The short story above helps me introduce an important concept every leader should take care of: the “systemic view”. This is one of the most strategic views every leader should enhance in order to succeed in the working environment and not only.

Sometimes people prefer being stuck in their own point of view, instead of putting themselves under discussion and looking for a wider picture. Those people are often resistant in joining others perspectives and in internalizing different knowledge dimensions too.

Due to these limits, they risk to have a restricted vision and, consequently, they can take wrong decisions. This is the reason why they are often evaluated as bad leaders. They are keener to push what they think, than understanding what the reality (and the best solution) is.

A systemic view is the view that all systems are composed of interrelated subsystems. A whole is not just the sum of the parts, but the system itself can be explained only as a totality. The systemic view is, then, the opposite of reductionism, that views the total as the sum of its individual parts. In the traditional organization theory, the subsystems have been studied separately, with a view to putting the parts together into a whole at some later point. The systemic view emphasizes that this is not possible and that the starting point has to be the total system.

I definitely agree with this approach, always starting from the “macro” and, then, arriving to the “micro”.

An effective systemic view transcends the perspectives of individuals, integrating them on a common ‘system’. The systemic view also gives primacy to the interrelationships, rather than to the elements of a system. New properties of the system emerge right from these dynamic interrelationships.

This is exactly what should happen in an organization and how leaders should take decisions on its growth.

Take care of your systemic view. It is a certain way of looking at yourself, at the environment you live in, at the systems that surround you and at those people and dimensions are part of, in terms of your interactions.

The systemic view is a way of thinking and acting.

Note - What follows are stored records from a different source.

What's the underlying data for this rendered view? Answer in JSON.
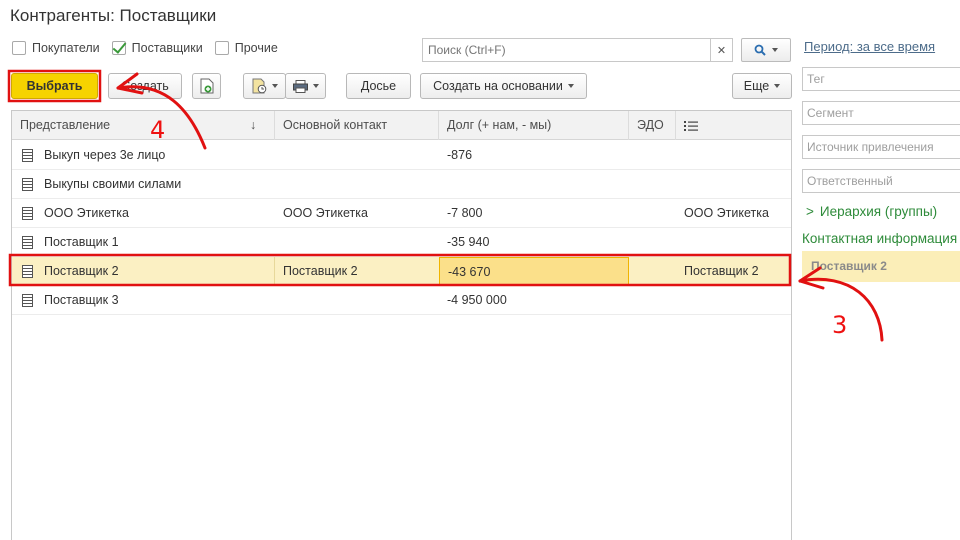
{
  "window": {
    "title": "Контрагенты: Поставщики"
  },
  "filters": [
    {
      "label": "Покупатели",
      "checked": false
    },
    {
      "label": "Поставщики",
      "checked": true
    },
    {
      "label": "Прочие",
      "checked": false
    }
  ],
  "search": {
    "placeholder": "Поиск (Ctrl+F)",
    "value": ""
  },
  "toolbar": {
    "select_label": "Выбрать",
    "create_label": "Создать",
    "dossier_label": "Досье",
    "create_based_label": "Создать на основании",
    "more_label": "Еще"
  },
  "table": {
    "columns": [
      "Представление",
      "Основной контакт",
      "Долг (+ нам, - мы)",
      "ЭДО"
    ],
    "rows": [
      {
        "name": "Выкуп через 3е лицо",
        "contact": "",
        "debt": "-876",
        "edo": "",
        "extra": ""
      },
      {
        "name": "Выкупы своими силами",
        "contact": "",
        "debt": "",
        "edo": "",
        "extra": ""
      },
      {
        "name": "ООО Этикетка",
        "contact": "ООО Этикетка",
        "debt": "-7 800",
        "edo": "",
        "extra": "ООО Этикетка"
      },
      {
        "name": "Поставщик 1",
        "contact": "",
        "debt": "-35 940",
        "edo": "",
        "extra": ""
      },
      {
        "name": "Поставщик 2",
        "contact": "Поставщик 2",
        "debt": "-43 670",
        "edo": "",
        "extra": "Поставщик 2",
        "selected": true
      },
      {
        "name": "Поставщик 3",
        "contact": "",
        "debt": "-4 950 000",
        "edo": "",
        "extra": ""
      }
    ]
  },
  "side_panel": {
    "period_link": "Период: за все время",
    "fields": [
      {
        "placeholder": "Тег"
      },
      {
        "placeholder": "Сегмент"
      },
      {
        "placeholder": "Источник привлечения"
      },
      {
        "placeholder": "Ответственный"
      }
    ],
    "hierarchy_link": "Иерархия (группы)",
    "contact_info_title": "Контактная информация",
    "contact_info_value": "Поставщик 2"
  },
  "annotations": {
    "step_4": "4",
    "step_3": "3"
  },
  "colors": {
    "accent_yellow": "#f6d300",
    "selection": "#fbf0c3",
    "annotation_red": "#e11111",
    "link_green": "#2e8b3a"
  }
}
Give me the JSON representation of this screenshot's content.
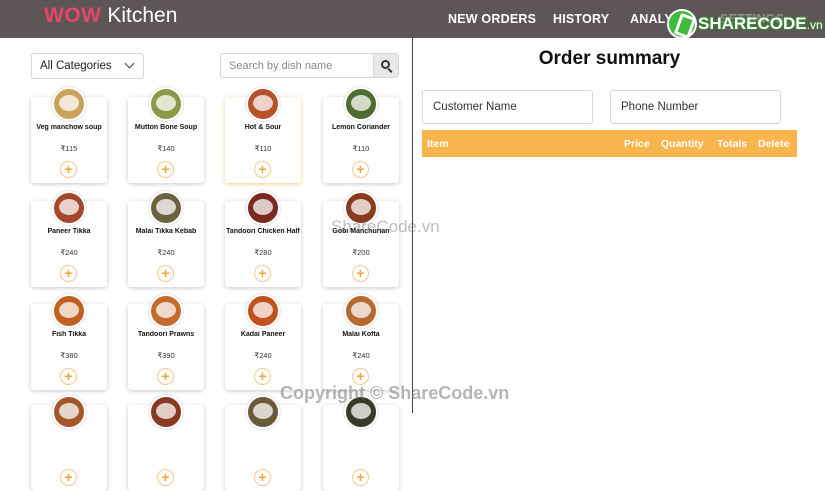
{
  "header": {
    "brand_wow": "WOW",
    "brand_name": "Kitchen",
    "nav": [
      {
        "label": "NEW ORDERS"
      },
      {
        "label": "HISTORY"
      },
      {
        "label": "ANALY"
      },
      {
        "label": "SETTINGS"
      }
    ],
    "watermark_logo": "SHARECODE",
    "watermark_logo_suffix": ".vn",
    "colors": {
      "bar": "#5e5656",
      "brand_accent": "#e8456a"
    }
  },
  "filters": {
    "category_value": "All Categories",
    "search_placeholder": "Search by dish name"
  },
  "dishes": [
    {
      "name": "Veg manchow soup",
      "price": "₹115",
      "swatch": "#c9a35a"
    },
    {
      "name": "Mutton Bone Soup",
      "price": "₹140",
      "swatch": "#8a9a4a"
    },
    {
      "name": "Hot & Sour",
      "price": "₹110",
      "swatch": "#b5522a",
      "active": true
    },
    {
      "name": "Lemon Coriander",
      "price": "₹110",
      "swatch": "#4f6b2f"
    },
    {
      "name": "Paneer Tikka",
      "price": "₹240",
      "swatch": "#a4472a"
    },
    {
      "name": "Malai Tikka Kebab",
      "price": "₹240",
      "swatch": "#6b6340"
    },
    {
      "name": "Tandoori Chicken Half",
      "price": "₹280",
      "swatch": "#7a2a1e"
    },
    {
      "name": "Gobi Manchurian",
      "price": "₹200",
      "swatch": "#8a3a1e"
    },
    {
      "name": "Fish Tikka",
      "price": "₹380",
      "swatch": "#c0611f"
    },
    {
      "name": "Tandoori Prawns",
      "price": "₹390",
      "swatch": "#c46a2a"
    },
    {
      "name": "Kadai Paneer",
      "price": "₹240",
      "swatch": "#c2521c"
    },
    {
      "name": "Malai Kofta",
      "price": "₹240",
      "swatch": "#b56a30"
    },
    {
      "name": "",
      "price": "",
      "swatch": "#a4572a"
    },
    {
      "name": "",
      "price": "",
      "swatch": "#8a3a24"
    },
    {
      "name": "",
      "price": "",
      "swatch": "#6b5a3a"
    },
    {
      "name": "",
      "price": "",
      "swatch": "#3a3a2a"
    }
  ],
  "order": {
    "title": "Order summary",
    "customer_placeholder": "Customer Name",
    "phone_placeholder": "Phone Number",
    "columns": {
      "item": "Item",
      "price": "Price",
      "quantity": "Quantity",
      "totals": "Totals",
      "delete": "Delete"
    },
    "header_color": "#f8b44d"
  },
  "watermarks": {
    "center": "ShareCode.vn",
    "bottom": "Copyright © ShareCode.vn"
  }
}
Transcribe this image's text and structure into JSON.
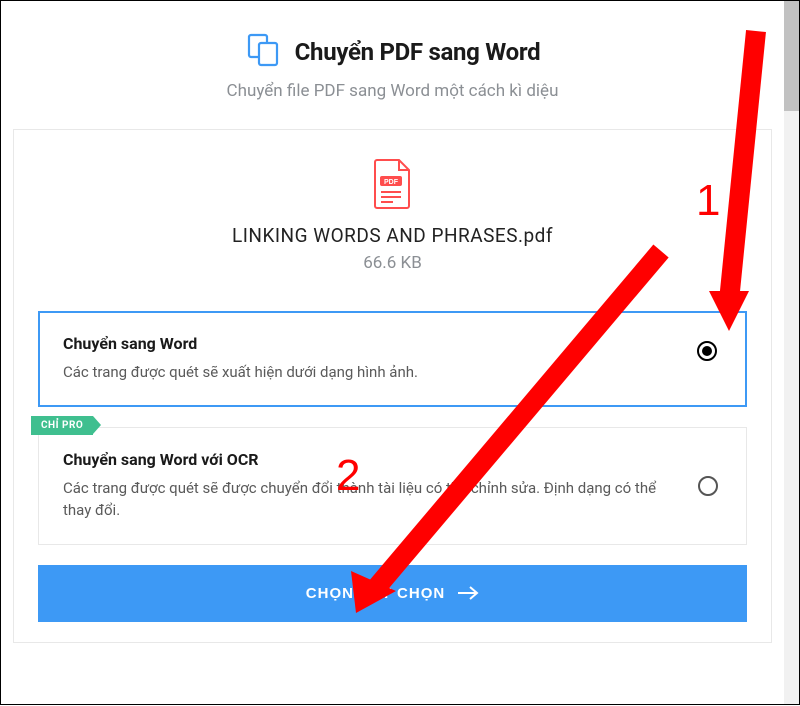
{
  "header": {
    "title": "Chuyển PDF sang Word",
    "subtitle": "Chuyển file PDF sang Word một cách kì diệu"
  },
  "file": {
    "name": "LINKING WORDS AND PHRASES.pdf",
    "size": "66.6 KB",
    "icon_label": "PDF"
  },
  "options": [
    {
      "title": "Chuyển sang Word",
      "desc": "Các trang được quét sẽ xuất hiện dưới dạng hình ảnh.",
      "selected": true
    },
    {
      "title": "Chuyển sang Word với OCR",
      "desc": "Các trang được quét sẽ được chuyển đổi thành tài liệu có thể chỉnh sửa. Định dạng có thể thay đổi.",
      "selected": false,
      "badge": "CHỈ PRO"
    }
  ],
  "cta": {
    "label": "CHỌN TÙY CHỌN"
  },
  "annotations": {
    "n1": "1",
    "n2": "2"
  },
  "colors": {
    "accent": "#3d99f5",
    "badge": "#3fbf8f",
    "annotation": "#ff0000",
    "muted": "#8b8f94"
  }
}
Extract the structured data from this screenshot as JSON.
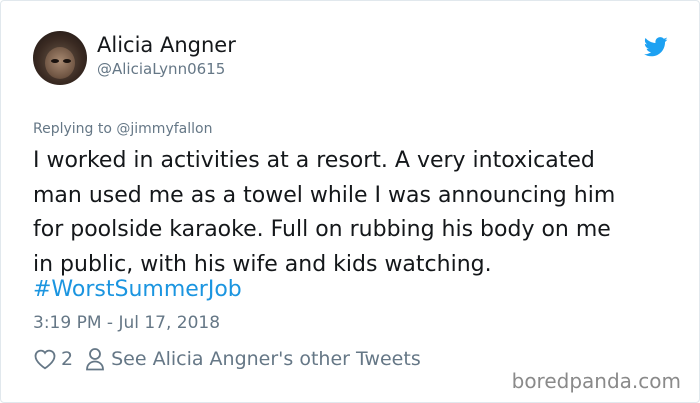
{
  "user": {
    "display_name": "Alicia Angner",
    "handle": "@AliciaLynn0615"
  },
  "tweet": {
    "reply_prefix": "Replying to ",
    "reply_mention": "@jimmyfallon",
    "text": "I worked in activities at a resort. A very intoxicated\nman used me as a towel while I was announcing him\nfor poolside karaoke. Full on rubbing his body on me\nin public, with his wife and kids watching.",
    "hashtag": "#WorstSummerJob",
    "timestamp": "3:19 PM - Jul 17, 2018"
  },
  "footer": {
    "like_count": "2",
    "other_tweets_label": "See Alicia Angner's other Tweets"
  },
  "watermark": "boredpanda.com",
  "icons": {
    "bird": "twitter-bird-icon",
    "heart": "heart-icon",
    "person": "person-icon"
  },
  "colors": {
    "brand_blue": "#1da1f2",
    "link_blue": "#1b95e0",
    "secondary_gray": "#657786",
    "text": "#14171a"
  }
}
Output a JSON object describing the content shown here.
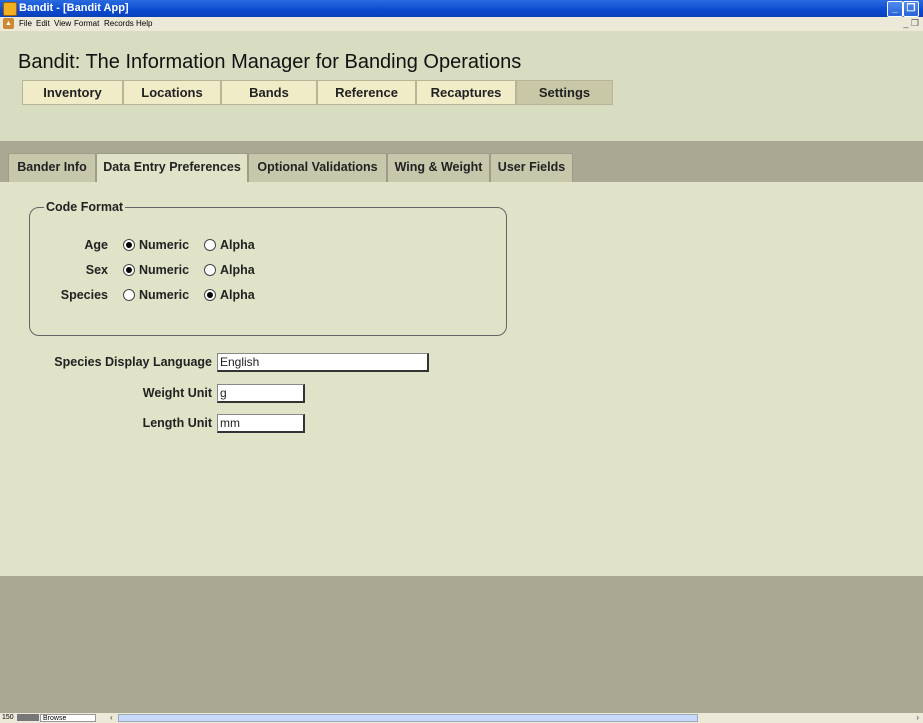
{
  "window": {
    "title": "Bandit - [Bandit App]"
  },
  "menu": [
    "File",
    "Edit",
    "View",
    "Format",
    "Records",
    "Help"
  ],
  "app": {
    "title": "Bandit: The Information Manager for Banding Operations"
  },
  "nav_tabs": [
    {
      "label": "Inventory",
      "active": false
    },
    {
      "label": "Locations",
      "active": false
    },
    {
      "label": "Bands",
      "active": false
    },
    {
      "label": "Reference",
      "active": false
    },
    {
      "label": "Recaptures",
      "active": false
    },
    {
      "label": "Settings",
      "active": true
    }
  ],
  "sub_tabs": [
    {
      "label": "Bander Info",
      "active": false
    },
    {
      "label": "Data Entry Preferences",
      "active": true
    },
    {
      "label": "Optional Validations",
      "active": false
    },
    {
      "label": "Wing & Weight",
      "active": false
    },
    {
      "label": "User Fields",
      "active": false
    }
  ],
  "code_format": {
    "legend": "Code Format",
    "option_numeric": "Numeric",
    "option_alpha": "Alpha",
    "rows": [
      {
        "label": "Age",
        "selected": "Numeric"
      },
      {
        "label": "Sex",
        "selected": "Numeric"
      },
      {
        "label": "Species",
        "selected": "Alpha"
      }
    ]
  },
  "fields": {
    "species_language": {
      "label": "Species Display Language",
      "value": "English"
    },
    "weight_unit": {
      "label": "Weight Unit",
      "value": "g"
    },
    "length_unit": {
      "label": "Length Unit",
      "value": "mm"
    }
  },
  "status": {
    "zoom": "150",
    "view_mode": "Browse"
  }
}
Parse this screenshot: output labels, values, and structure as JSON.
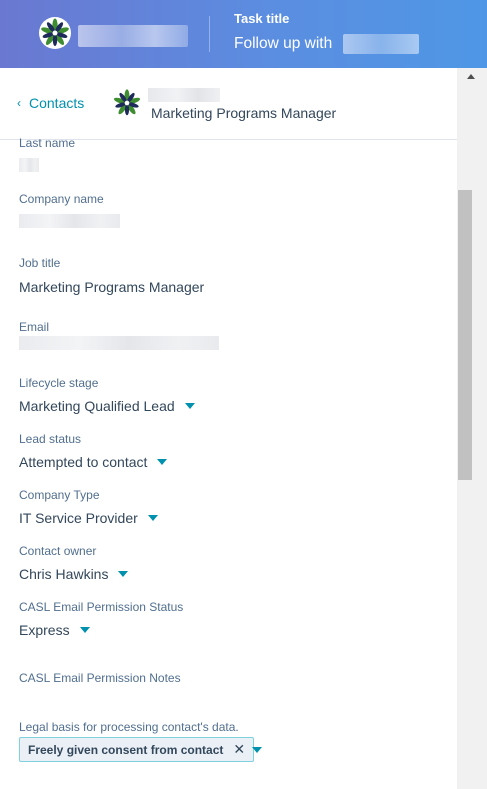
{
  "header": {
    "task_label": "Task title",
    "task_value": "Follow up with"
  },
  "subheader": {
    "back_label": "Contacts",
    "contact_title": "Marketing Programs Manager"
  },
  "fields": {
    "last_name_label": "Last name",
    "company_name_label": "Company name",
    "job_title_label": "Job title",
    "job_title_value": "Marketing Programs Manager",
    "email_label": "Email",
    "lifecycle_label": "Lifecycle stage",
    "lifecycle_value": "Marketing Qualified Lead",
    "lead_status_label": "Lead status",
    "lead_status_value": "Attempted to contact",
    "company_type_label": "Company Type",
    "company_type_value": "IT Service Provider",
    "owner_label": "Contact owner",
    "owner_value": "Chris Hawkins",
    "casl_status_label": "CASL Email Permission Status",
    "casl_status_value": "Express",
    "casl_notes_label": "CASL Email Permission Notes",
    "legal_basis_label": "Legal basis for processing contact's data.",
    "legal_basis_tag": "Freely given consent from contact",
    "legal_basis_remove": "✕"
  },
  "icons": {
    "logo": "company-logo-icon",
    "back": "chevron-left-icon",
    "dropdown": "caret-down-icon"
  },
  "colors": {
    "header_start": "#6a78d1",
    "header_end": "#4f97e6",
    "accent": "#0091ae",
    "logo_green": "#3d8c2f",
    "logo_navy": "#1e2a5a"
  }
}
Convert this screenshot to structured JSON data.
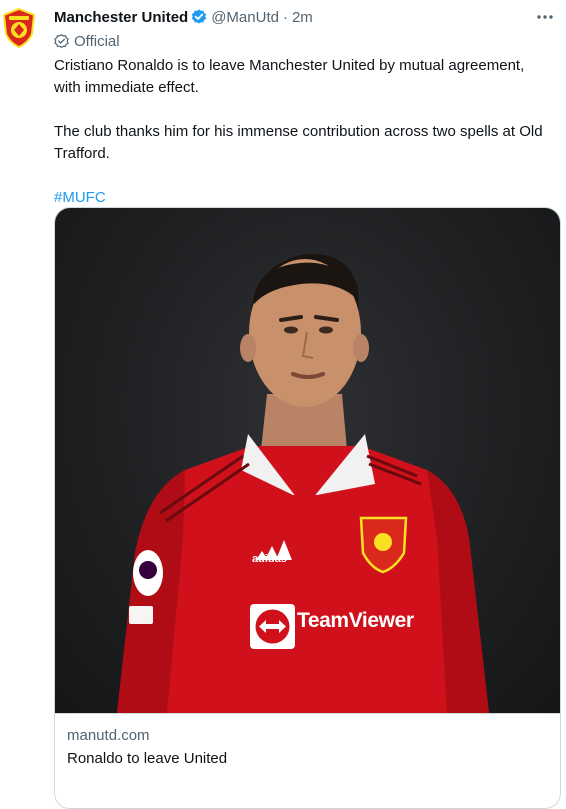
{
  "account": {
    "name": "Manchester United",
    "handle": "@ManUtd",
    "separator": "·",
    "time": "2m",
    "label": "Official"
  },
  "tweet": {
    "line1": "Cristiano Ronaldo is to leave Manchester United by mutual agreement, with immediate effect.",
    "line2": "The club thanks him for his immense contribution across two spells at Old Trafford.",
    "hashtag": "#MUFC"
  },
  "card": {
    "domain": "manutd.com",
    "title": "Ronaldo to leave United",
    "sponsor_text": "TeamViewer",
    "kit_brand": "adidas"
  },
  "icons": {
    "avatar": "manchester-united-crest-icon",
    "verified": "verified-badge-icon",
    "official": "official-label-icon",
    "more": "more-options-icon"
  },
  "colors": {
    "link": "#1d9bf0",
    "verified": "#1d9bf0",
    "secondary_text": "#536471",
    "kit_red": "#d0111b"
  }
}
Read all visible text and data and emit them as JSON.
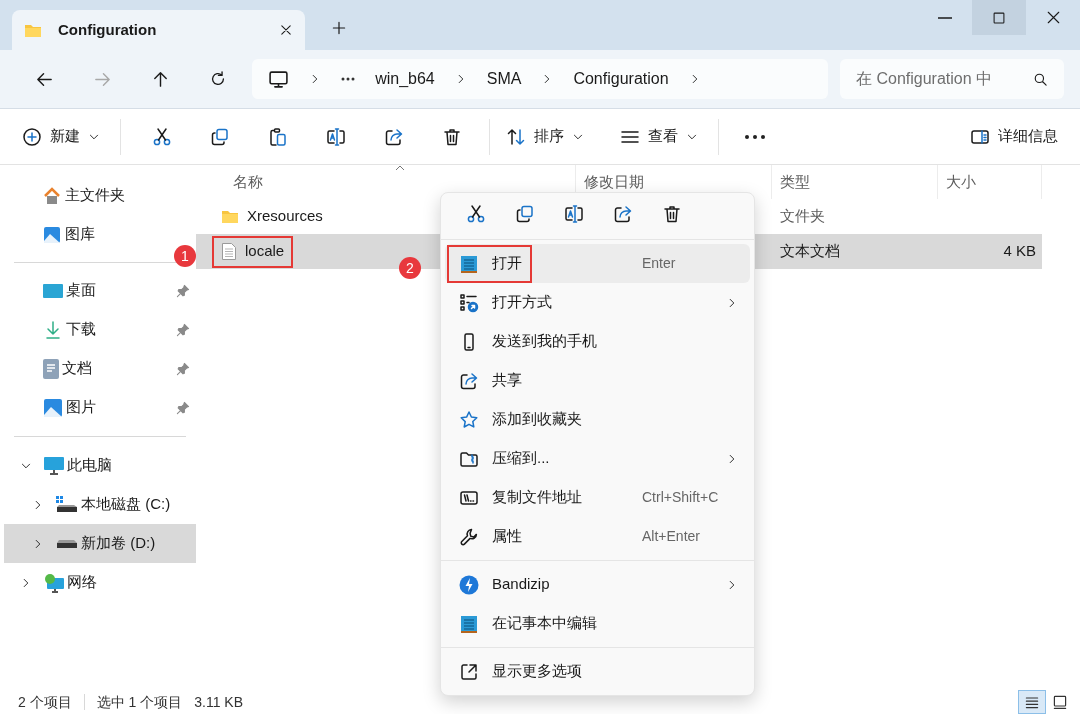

Practice it every day and it will help enhance your leadership and your career as well!


Enza Artino
Key Resources Development Senior Manager